Scientists were amazed to discover incredible warm caves underneath the Antarctica ice, which means there could be many species there undiscovered.
An amazing discovery by Australian scientists on the continent of Antarctica has astonished the scientific community. They discovered caves that were warmed by an active volcano called Mount Erebus on Ross Island, which is so warm that it could support plants and animals that have yet to be discovered.
The caves were warmed up to 25 degrees Celsius, which comes out to 77 degrees Fahrenheit. A scientists said in a statement accompanying the study that you could wear a t-shirt in the cave and be comfortable, a remarkable fact considering how icy cold the continent is.
They also discovered DNA in the caves that is similar to plants and animals found elsewhere on the continent, but could not confirm the species. It’s possible that there are many other species out there yet to be discovered, making this a truly exciting discovery.

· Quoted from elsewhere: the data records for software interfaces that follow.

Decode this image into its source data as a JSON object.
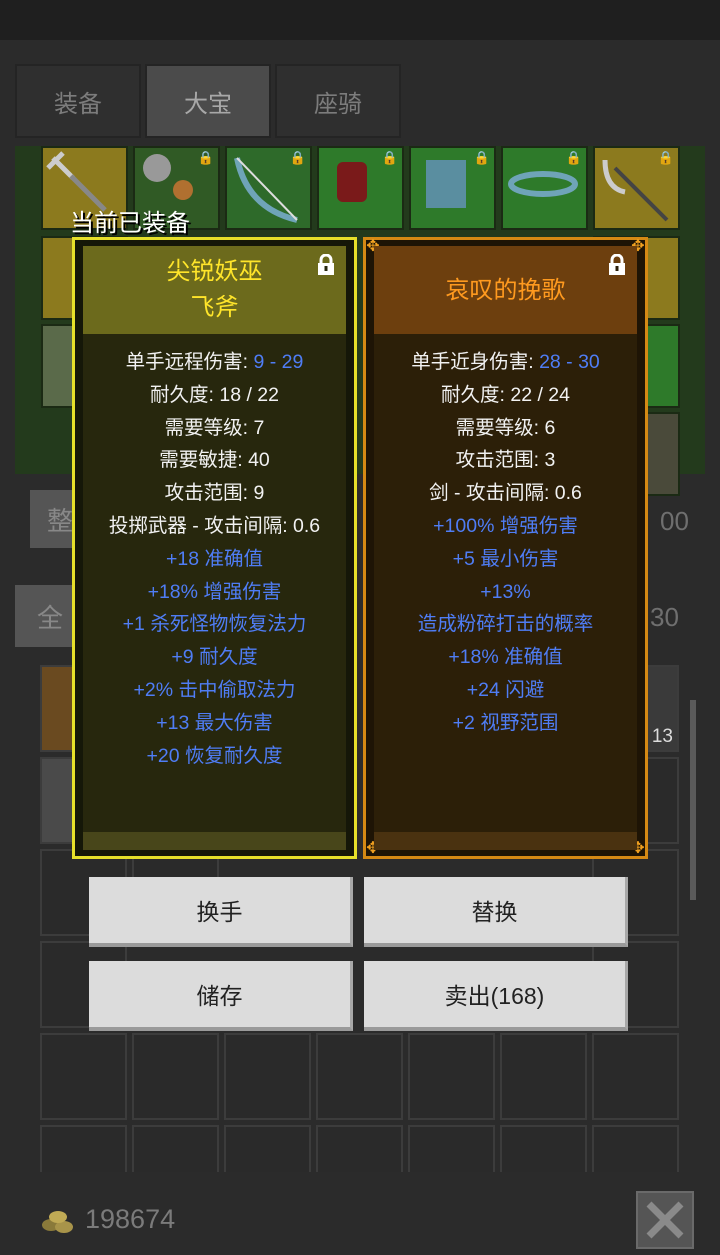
{
  "tabs": [
    {
      "label": "装备",
      "active": false
    },
    {
      "label": "大宝",
      "active": true
    },
    {
      "label": "座骑",
      "active": false
    }
  ],
  "background": {
    "sort_button_fragment": "整",
    "filter_button_fragment": "全",
    "count_fragment_1": "00",
    "count_fragment_2": "30",
    "stack_count": "13"
  },
  "equipped_label": "当前已装备",
  "left_card": {
    "title_line1": "尖锐妖巫",
    "title_line2": "飞斧",
    "locked": true,
    "stats": [
      {
        "label": "单手远程伤害: ",
        "value": "9 - 29",
        "style": "w"
      },
      {
        "label": "耐久度: 18 / 22",
        "style": "w"
      },
      {
        "label": "需要等级: 7",
        "style": "w"
      },
      {
        "label": "需要敏捷: 40",
        "style": "w"
      },
      {
        "label": "攻击范围: 9",
        "style": "w"
      },
      {
        "label": "投掷武器 - 攻击间隔: 0.6",
        "style": "w"
      },
      {
        "label": "+18 准确值",
        "style": "b"
      },
      {
        "label": "+18% 增强伤害",
        "style": "b"
      },
      {
        "label": "+1 杀死怪物恢复法力",
        "style": "b"
      },
      {
        "label": "+9 耐久度",
        "style": "b"
      },
      {
        "label": "+2% 击中偷取法力",
        "style": "b"
      },
      {
        "label": "+13 最大伤害",
        "style": "b"
      },
      {
        "label": "+20 恢复耐久度",
        "style": "b"
      }
    ]
  },
  "right_card": {
    "title": "哀叹的挽歌",
    "locked": true,
    "stats": [
      {
        "label": "单手近身伤害: ",
        "value": "28 - 30",
        "style": "w"
      },
      {
        "label": "耐久度: 22 / 24",
        "style": "w"
      },
      {
        "label": "需要等级: 6",
        "style": "w"
      },
      {
        "label": "攻击范围: 3",
        "style": "w"
      },
      {
        "label": "剑 - 攻击间隔: 0.6",
        "style": "w"
      },
      {
        "label": "+100% 增强伤害",
        "style": "b"
      },
      {
        "label": "+5 最小伤害",
        "style": "b"
      },
      {
        "label": "+13%",
        "style": "b"
      },
      {
        "label": "造成粉碎打击的概率",
        "style": "b"
      },
      {
        "label": "+18% 准确值",
        "style": "b"
      },
      {
        "label": "+24 闪避",
        "style": "b"
      },
      {
        "label": "+2 视野范围",
        "style": "b"
      }
    ]
  },
  "actions": {
    "swap_hand": "换手",
    "replace": "替换",
    "store": "储存",
    "sell": "卖出(168)"
  },
  "footer": {
    "gold_amount": "198674",
    "gold_icon": "gold-coins-icon",
    "close_icon": "close-x-icon"
  },
  "colors": {
    "left_border": "#e6e02a",
    "right_border": "#d58914",
    "stat_blue": "#4f7df5",
    "left_title": "#ffe52a",
    "right_title": "#ff9a1f"
  }
}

“It can be really warm inside the caves – up to 25 degrees Celsius in some caves. You could wear a t-shirt in there and be pretty comfortable,” Lead researcher Dr Ceridwen Fraser from the ANU Fenner School of Environment and Society said in a statement. “There’s light near the cave mouths, and light filters deeper into some caves where the overlying ice is thin.”
“The results from this study give us a tantalising glimpse of what might live beneath the ice in Antarctica – there might even be new species of animals and plants,” she said.